More than 20 years ago, Indiana police found the partial remains of a woman -- who was shot and then set ablaze under some car tires -- along the bank of a creek in Newton County.

The woman, who might be from the Kankakee County region, was found in 1988 with the remains of Selassie "Tony" Sherrod Jr., then 30, of rural St. Anne. But her skeletal remains — and the only possessions connected to her — then sat for years in black, plastic trash bags.

"I just want to find out who this girl is and get her home," Newton County Coroner Scott McCord said Tuesday. "Somebody has to recognize her."

For the first time, McCord is releasing a forensic artist's sketch of the woman to Illinois media, beginning with The Daily Journal, in hopes someone will recognize her and contact McCord or Indiana State Police investigators.

"This is our first big push into Illinois, so maybe I will get some calls," McCord said. "Even if you have an inkling, call me."

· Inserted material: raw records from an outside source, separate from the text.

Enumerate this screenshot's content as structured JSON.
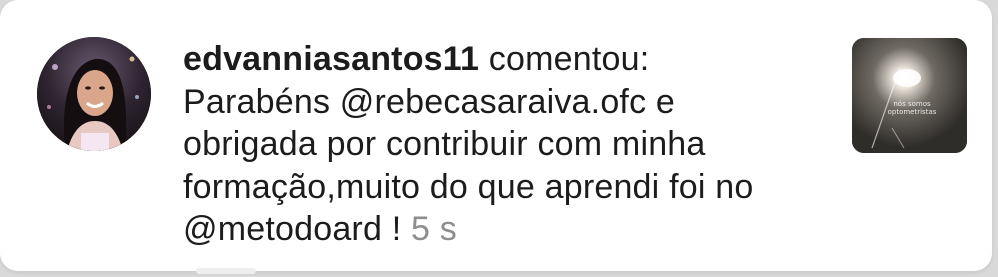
{
  "notification": {
    "username": "edvanniasantos11",
    "action": "comentou:",
    "comment_line1": "Parabéns @rebecasaraiva.ofc e",
    "comment_line2": "obrigada por contribuir com minha",
    "comment_line3": "formação,muito do que aprendi foi no",
    "comment_line4": "@metodoard !",
    "time": "5 s"
  },
  "thumbnail": {
    "caption": "nós somos optometristas"
  },
  "colors": {
    "background": "#ffffff",
    "text": "#1c1c1c",
    "timestamp": "#8e8e8e"
  }
}
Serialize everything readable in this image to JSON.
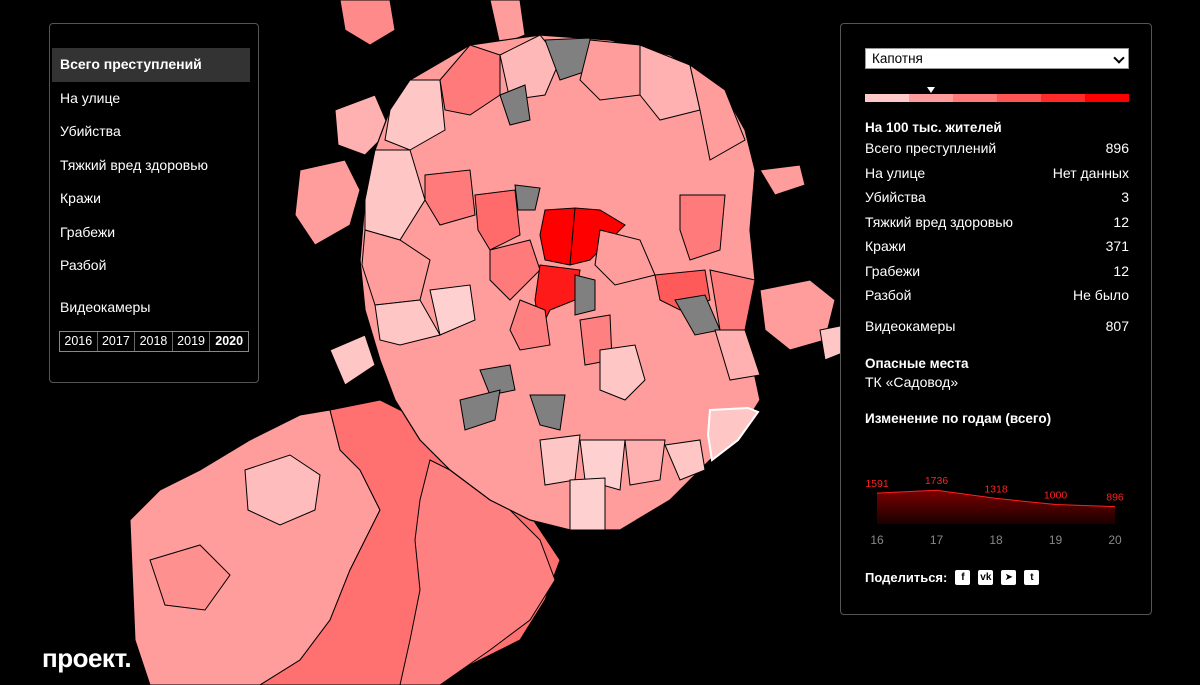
{
  "menu": {
    "items": [
      {
        "label": "Всего преступлений",
        "active": true
      },
      {
        "label": "На улице",
        "active": false
      },
      {
        "label": "Убийства",
        "active": false
      },
      {
        "label": "Тяжкий вред здоровью",
        "active": false
      },
      {
        "label": "Кражи",
        "active": false
      },
      {
        "label": "Грабежи",
        "active": false
      },
      {
        "label": "Разбой",
        "active": false
      }
    ],
    "cameras_label": "Видеокамеры",
    "years": [
      "2016",
      "2017",
      "2018",
      "2019",
      "2020"
    ],
    "active_year": "2020"
  },
  "details": {
    "district": "Капотня",
    "scale_colors": [
      "#ffc9c9",
      "#ff9d9d",
      "#ff7a7a",
      "#ff5555",
      "#ff2a2a",
      "#ff0000"
    ],
    "per_capita_title": "На 100 тыс. жителей",
    "stats": [
      {
        "label": "Всего преступлений",
        "value": "896"
      },
      {
        "label": "На улице",
        "value": "Нет данных"
      },
      {
        "label": "Убийства",
        "value": "3"
      },
      {
        "label": "Тяжкий вред здоровью",
        "value": "12"
      },
      {
        "label": "Кражи",
        "value": "371"
      },
      {
        "label": "Грабежи",
        "value": "12"
      },
      {
        "label": "Разбой",
        "value": "Не было"
      }
    ],
    "cameras": {
      "label": "Видеокамеры",
      "value": "807"
    },
    "dangerous_title": "Опасные места",
    "dangerous_place": "ТК «Садовод»",
    "change_title": "Изменение по годам (всего)",
    "share_label": "Поделиться:",
    "share_icons": [
      "facebook-icon",
      "vk-icon",
      "telegram-icon",
      "twitter-icon"
    ]
  },
  "chart_data": {
    "type": "area",
    "x": [
      "16",
      "17",
      "18",
      "19",
      "20"
    ],
    "values": [
      1591,
      1736,
      1318,
      1000,
      896
    ],
    "color": "#ff2020"
  },
  "logo": "проект."
}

It seemed the case had gone cold for investigators. But a safety pin, possibly from a Morocco swimming pool; an old police report case number; a pair of Jordache jeans; and an expensive dental crown remained with the unidentified woman.

The woman and Sherrod were found Aug. 5, 1988. Investigators believe they died a month earlier, sometime after Sherrod left a Fourth of July family reunion party. Both were shot, McCord said, then covered with tires and set on fire near County 600W and 350S roads. They were dumped along Beaver Creek in the Willow Slough Fish and Wildlife Area in Morocco.

McCord took the job as Newton County coroner three years ago and inherited the trash bags containing "Charlene," the name he gave the unidentified woman.

He was determined to find out who she was and not just let her remains languish. Painstakingly gluing the woman's skull back together, McCord said he asked his own dentist for help. There was a little plastic bag with something McCord initially thought was part of a tooth but which his dentist quickly pointed out was a very rare, expensive dental crown. The machine used to make that type of crown in the 1980s cost about $120,000, McCord said.

Investigators initially said "she was just a prostitute," he explained. But to receive that kind of crown back then was too pricey an endeavor.

He then sent the woman's skull to Betsy Cooper, whom he said is one of 46 certified and licensed forensic artists in the country. From her base in Texas, she created the sketch that McCord hopes will lead to her identity.

"We're thinking whoever did this knew them," McCord said. "These people are connected to very, very bad people. You know somebody in the St. Anne-Hopkins Park area knows something."

It wasn't a murder-suicide, he said. Sherrod's Chevrolet Astro van was found several days later in Indiana, also burned.

And McCord said he doesn't believe their deaths were linked to drugs or a drug deal gone bad. A DNA sample that was tested turned out to be low-quality, McCord said, further stymieing efforts to identify her.

McCord said he hopes if someone recognizes the woman that it might help lead him to her family. And one of the keys to tracking down their killer is to first identify this woman, McCord said.

"I have my suspicion who did it, but proving it is another story," McCord said, declining to elaborate.

Call with tips

Anyone with information may contact Newton County Coroner Scott McCord at 219-285-2515 or email him at coroner@embarqmail.com. Kankakee County sheriff's Detective Todd Huntley said anyone with information -- who would like to remain anonymous -- may contact Kankakee Area Crime Stoppers at 815-932-7463. Huntley said tips may result in rewards of up to $1,000.